The only literary journal by and for Arab Americans in the nation is a one-year-old creation that does not limit itself to Arab-American writers, and is not solely intended for Arab-American readers. Such is the fluid self-identity of a magazine called Mizna, published by the Minneapolis-based arts organization of the same name. Founded by Kathryn Haddad, a local playwright and essayist who teaches high school English, Mizna is run by a predominantly (but not entirely) female, predominantly (but not entirely) Arab editorial and advisory board.
"Originally we were going to be a journal just by Arab Americans and for Arab Americans," explains Haddad, who wears jeans and a cardigan to a board meeting held in a St. Anthony Park coffee shop. This self-conception was consistent with the journal's origins as a newsletter for the Minneapolis chapter of the American Arab Anti-Discrimination Committee. But that format soon proved too small to include the pages of poetry and essays that the newsletter generated. "Now we've broadened to say that others who share our interests, views, and experiences can write, and that it's for a broader audience. Our desire was to inform and educate," she continues, explaining the organization's shift in policy. "We've realized that we don't really need to do that to each other. We need to do that out in mainstream society."
Haddad then mentions Lisa Gizzi, the editor in chief who joined the board after the second issue, as well as Nahid Khan, who does promotion for Mizna. Neither is Arab, she says, but both increase Mizna's accessibility to non-Arabs and, in Khan's case, the Islamic community (some members of which took offense at drawings by an Islamic female artist in the second issue, which they saw as indecent depictions of women).
With a current subscriber base of 200 and a production run of 700 copies, Mizna's assortment of poetry, prose, and visual art still reaches a small, mostly self-selected audience, though some readers live as far away as Hawaii and Beirut. The current issue includes an essay by a non-Arab political activist and a poem by a Syrian immigrant that begins: "Dear Mom, I landed in America--/Might as well say the moon." Two different pieces address the awkwardness experienced by American-born Arab women who travel to the Middle East, while a third recalls a family's attempts to incorporate facets of Christmas into an Islamic and communist 1970s household ("Propaganda," the mother exclaims. "Jesus--how could he be the king of Israel?").

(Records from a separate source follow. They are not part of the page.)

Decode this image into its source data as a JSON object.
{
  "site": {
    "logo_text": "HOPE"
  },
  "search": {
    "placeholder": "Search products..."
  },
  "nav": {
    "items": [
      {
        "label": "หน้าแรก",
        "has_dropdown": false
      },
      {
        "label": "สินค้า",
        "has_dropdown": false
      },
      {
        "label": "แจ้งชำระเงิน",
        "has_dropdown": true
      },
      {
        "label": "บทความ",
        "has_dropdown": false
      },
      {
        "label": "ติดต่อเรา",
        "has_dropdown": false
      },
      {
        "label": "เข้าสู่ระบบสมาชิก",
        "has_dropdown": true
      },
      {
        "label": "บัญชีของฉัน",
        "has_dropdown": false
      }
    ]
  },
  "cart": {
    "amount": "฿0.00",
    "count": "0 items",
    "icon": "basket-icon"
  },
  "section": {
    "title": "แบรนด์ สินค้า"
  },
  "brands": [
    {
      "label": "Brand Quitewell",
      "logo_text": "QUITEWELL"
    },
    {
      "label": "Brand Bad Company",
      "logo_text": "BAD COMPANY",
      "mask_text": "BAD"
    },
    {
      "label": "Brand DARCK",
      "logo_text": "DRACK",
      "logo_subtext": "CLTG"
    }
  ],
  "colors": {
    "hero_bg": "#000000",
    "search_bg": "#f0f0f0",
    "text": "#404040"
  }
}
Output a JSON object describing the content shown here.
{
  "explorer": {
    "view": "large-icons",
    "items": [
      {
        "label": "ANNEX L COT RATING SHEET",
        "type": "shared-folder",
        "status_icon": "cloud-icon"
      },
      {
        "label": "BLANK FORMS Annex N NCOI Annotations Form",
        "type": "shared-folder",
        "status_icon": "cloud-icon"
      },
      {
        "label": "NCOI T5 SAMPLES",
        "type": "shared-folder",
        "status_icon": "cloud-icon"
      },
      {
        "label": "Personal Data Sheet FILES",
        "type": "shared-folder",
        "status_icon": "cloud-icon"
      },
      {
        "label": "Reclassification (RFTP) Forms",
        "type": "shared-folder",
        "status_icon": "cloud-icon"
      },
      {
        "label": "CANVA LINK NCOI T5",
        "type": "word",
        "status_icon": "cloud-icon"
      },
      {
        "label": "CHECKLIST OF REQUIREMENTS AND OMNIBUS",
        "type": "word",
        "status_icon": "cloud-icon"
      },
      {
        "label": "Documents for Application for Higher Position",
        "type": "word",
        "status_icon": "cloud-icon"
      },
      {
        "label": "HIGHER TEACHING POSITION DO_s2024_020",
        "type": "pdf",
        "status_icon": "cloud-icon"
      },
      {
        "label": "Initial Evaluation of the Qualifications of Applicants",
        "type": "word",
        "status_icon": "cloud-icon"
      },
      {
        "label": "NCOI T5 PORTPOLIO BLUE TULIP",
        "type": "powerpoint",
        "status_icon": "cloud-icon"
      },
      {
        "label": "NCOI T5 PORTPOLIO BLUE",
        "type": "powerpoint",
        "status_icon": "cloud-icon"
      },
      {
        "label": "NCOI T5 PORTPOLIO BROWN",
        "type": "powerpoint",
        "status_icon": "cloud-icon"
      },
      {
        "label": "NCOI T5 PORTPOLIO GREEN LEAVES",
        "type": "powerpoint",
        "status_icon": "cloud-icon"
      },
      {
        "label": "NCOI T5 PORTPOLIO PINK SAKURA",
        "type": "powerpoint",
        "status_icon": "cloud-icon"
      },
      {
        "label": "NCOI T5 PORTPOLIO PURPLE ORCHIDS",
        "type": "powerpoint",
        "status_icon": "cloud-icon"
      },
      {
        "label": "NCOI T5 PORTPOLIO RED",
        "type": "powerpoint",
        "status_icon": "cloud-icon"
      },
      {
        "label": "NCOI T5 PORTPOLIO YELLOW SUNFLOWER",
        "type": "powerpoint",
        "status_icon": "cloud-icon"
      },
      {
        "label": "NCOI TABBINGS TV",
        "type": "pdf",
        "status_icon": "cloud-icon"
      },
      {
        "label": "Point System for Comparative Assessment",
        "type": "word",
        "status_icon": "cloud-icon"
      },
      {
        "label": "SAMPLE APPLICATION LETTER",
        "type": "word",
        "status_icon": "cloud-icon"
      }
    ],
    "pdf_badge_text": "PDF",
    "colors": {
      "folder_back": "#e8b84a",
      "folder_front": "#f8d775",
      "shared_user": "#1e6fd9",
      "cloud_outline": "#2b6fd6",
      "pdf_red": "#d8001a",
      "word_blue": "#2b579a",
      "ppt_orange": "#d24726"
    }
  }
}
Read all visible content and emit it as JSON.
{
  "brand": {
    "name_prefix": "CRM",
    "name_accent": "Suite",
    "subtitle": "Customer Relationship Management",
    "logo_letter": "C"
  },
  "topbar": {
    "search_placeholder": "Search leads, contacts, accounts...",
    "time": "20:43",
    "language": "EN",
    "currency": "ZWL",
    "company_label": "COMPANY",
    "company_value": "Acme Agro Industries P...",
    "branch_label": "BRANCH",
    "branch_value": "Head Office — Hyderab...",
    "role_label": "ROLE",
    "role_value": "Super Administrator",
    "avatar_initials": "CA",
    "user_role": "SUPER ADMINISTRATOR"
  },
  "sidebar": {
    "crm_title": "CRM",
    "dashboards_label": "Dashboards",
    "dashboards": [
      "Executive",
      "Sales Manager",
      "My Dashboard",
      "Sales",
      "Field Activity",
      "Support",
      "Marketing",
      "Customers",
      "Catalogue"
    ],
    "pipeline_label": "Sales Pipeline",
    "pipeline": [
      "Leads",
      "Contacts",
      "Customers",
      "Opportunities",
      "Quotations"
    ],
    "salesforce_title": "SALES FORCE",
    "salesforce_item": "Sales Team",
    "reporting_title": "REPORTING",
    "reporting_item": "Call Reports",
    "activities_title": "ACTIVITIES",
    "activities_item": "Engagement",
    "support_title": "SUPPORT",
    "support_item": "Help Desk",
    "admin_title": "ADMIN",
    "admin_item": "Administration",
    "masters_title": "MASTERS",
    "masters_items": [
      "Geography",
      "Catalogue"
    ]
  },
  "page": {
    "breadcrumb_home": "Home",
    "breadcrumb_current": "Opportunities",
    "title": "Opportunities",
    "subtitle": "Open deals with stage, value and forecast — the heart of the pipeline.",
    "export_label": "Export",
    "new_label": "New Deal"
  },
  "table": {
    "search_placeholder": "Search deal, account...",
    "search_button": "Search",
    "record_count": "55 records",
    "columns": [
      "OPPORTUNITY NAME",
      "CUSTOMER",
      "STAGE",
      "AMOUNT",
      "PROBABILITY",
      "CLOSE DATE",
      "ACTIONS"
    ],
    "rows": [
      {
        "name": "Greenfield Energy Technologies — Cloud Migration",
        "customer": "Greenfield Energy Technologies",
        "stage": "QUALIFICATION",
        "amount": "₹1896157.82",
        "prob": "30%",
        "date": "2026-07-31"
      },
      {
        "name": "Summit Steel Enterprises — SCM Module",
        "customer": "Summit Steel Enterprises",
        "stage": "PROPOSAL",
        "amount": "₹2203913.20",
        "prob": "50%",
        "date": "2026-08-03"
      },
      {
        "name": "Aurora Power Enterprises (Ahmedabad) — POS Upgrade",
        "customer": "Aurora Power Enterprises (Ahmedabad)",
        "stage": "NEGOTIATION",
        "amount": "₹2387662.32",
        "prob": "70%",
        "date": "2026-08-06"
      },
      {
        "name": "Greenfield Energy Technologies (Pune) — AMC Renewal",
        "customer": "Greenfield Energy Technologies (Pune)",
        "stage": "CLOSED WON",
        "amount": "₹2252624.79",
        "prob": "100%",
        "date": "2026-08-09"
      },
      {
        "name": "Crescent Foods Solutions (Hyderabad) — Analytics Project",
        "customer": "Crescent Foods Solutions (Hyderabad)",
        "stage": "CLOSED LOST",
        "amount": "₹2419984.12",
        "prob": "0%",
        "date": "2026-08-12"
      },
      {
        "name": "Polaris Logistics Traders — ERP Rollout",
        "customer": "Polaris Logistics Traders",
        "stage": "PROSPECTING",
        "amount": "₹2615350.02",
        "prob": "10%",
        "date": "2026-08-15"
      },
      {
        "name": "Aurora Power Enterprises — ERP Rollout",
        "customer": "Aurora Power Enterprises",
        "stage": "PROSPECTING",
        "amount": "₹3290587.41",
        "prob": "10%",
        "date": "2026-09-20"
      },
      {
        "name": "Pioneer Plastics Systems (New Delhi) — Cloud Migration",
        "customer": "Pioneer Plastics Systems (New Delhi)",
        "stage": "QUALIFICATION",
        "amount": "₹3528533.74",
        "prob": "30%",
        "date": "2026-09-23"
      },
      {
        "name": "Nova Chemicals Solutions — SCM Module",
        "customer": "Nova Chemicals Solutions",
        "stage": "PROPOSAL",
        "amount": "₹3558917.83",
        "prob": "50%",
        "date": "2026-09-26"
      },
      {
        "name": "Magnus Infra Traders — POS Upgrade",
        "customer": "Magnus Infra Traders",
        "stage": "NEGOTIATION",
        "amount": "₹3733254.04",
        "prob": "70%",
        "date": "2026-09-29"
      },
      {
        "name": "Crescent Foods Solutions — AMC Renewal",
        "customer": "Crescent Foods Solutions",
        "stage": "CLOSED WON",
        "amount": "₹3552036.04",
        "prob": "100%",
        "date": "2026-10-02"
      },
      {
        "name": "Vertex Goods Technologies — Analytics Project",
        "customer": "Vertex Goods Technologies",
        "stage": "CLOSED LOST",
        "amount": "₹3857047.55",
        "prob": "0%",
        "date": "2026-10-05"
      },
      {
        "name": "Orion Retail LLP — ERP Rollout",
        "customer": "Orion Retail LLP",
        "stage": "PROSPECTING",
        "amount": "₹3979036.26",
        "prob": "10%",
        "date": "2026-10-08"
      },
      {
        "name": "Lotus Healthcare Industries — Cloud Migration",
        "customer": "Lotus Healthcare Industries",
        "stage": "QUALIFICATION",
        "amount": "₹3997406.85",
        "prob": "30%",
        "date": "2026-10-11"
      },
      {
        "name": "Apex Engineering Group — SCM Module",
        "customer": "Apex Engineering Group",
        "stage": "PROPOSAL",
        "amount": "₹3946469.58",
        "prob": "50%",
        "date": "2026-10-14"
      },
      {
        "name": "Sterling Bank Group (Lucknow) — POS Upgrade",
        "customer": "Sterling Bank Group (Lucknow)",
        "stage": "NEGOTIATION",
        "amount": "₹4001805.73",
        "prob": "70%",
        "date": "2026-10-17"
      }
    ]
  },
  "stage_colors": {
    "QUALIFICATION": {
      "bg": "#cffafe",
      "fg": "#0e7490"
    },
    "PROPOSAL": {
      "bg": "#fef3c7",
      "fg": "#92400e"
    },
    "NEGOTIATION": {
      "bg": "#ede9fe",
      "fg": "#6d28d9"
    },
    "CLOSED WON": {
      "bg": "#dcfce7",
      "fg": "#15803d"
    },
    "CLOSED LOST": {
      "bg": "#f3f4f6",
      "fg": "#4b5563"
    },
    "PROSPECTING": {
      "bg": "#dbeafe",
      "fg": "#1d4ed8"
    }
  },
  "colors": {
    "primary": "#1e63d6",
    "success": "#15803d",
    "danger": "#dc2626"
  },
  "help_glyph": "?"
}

If such experiences set some Arab Americans apart from the mainstream of American commercial culture, Mizna does not set out to define this ethnic experience as an exotic one. The name "Mizna" comes from an Arabic word meaning "cloud of the desert," specifically one that shades and cools travelers, making an arduous journey bearable. Haddad and other members of the board draw an explicit connection between such a desert and the state of being Arab in America. A constant stereotyping, they assert, is the beginning: "You're either a terrorist or a belly dancer," says Kathryn's sister Lorie Haddad, who is Mizna's CFO. In addition, Arab Americans often struggle with a sense of dislocation, even among people perceived by many to be just like them. For some second-generation Americans, both sisters say, the sense is that one is "not Arab enough" compared with more recent immigrants or residents of the Middle East. Then there are the political, religious, class, gender, and sexual-orientation differences that divide the community.
Using a literary journal to combat these two separate issues means that Mizna has set itself to the curious task of trying to unite a community even as it protests the way Middle Eastern cultures are senselessly lumped together by the American media. Keeping both aims in balance has led to some difficult decisions in the journal's first year. Haddad reports that while Mizna is willing to acknowledge and explore problems in the Arab community, the board is less inclined to address conflicts that embody existing Arab stereotypes. For example, early in Mizna's existence, a woman submitted a poem about her traditional Muslim veil, or hijab, which she felt oppressed her and covered her identity.
"That poem rang like she was writing to the mainstream notion that wearing a veil is oppressive," Haddad says. "That is the general stereotype, and it doesn't reflect the complexity of what is going on." She adds that, in her experience, a minority of Arab Americans perceive the hijab to be oppressive, and concludes: "The idea and the issue of the hijab is something that we would address, but we would publish it in the context of lots of viewpoints on the same subject. To just publish that one viewpoint would be irresponsible."
Though only on its third issue, which was just published this month, Mizna has already received submissions in greater numbers than expected--and from more established writers, as well. (Haddad attributes this latter to the lack of similar venues, as well as to her regular appearances at national conferences.) Just last week, Haddad reports, she received a submission from a woman in Texas. Handwritten on a piece of paper that had been ripped from a notebook was a poem about the woman's cousin, who had just died in the EgyptAir crash. At the opposite end of the spectrum, Mizna has published work by poet Naomi Shihab Nye, whom Haddad calls "the most famous Arab-American writer nationally."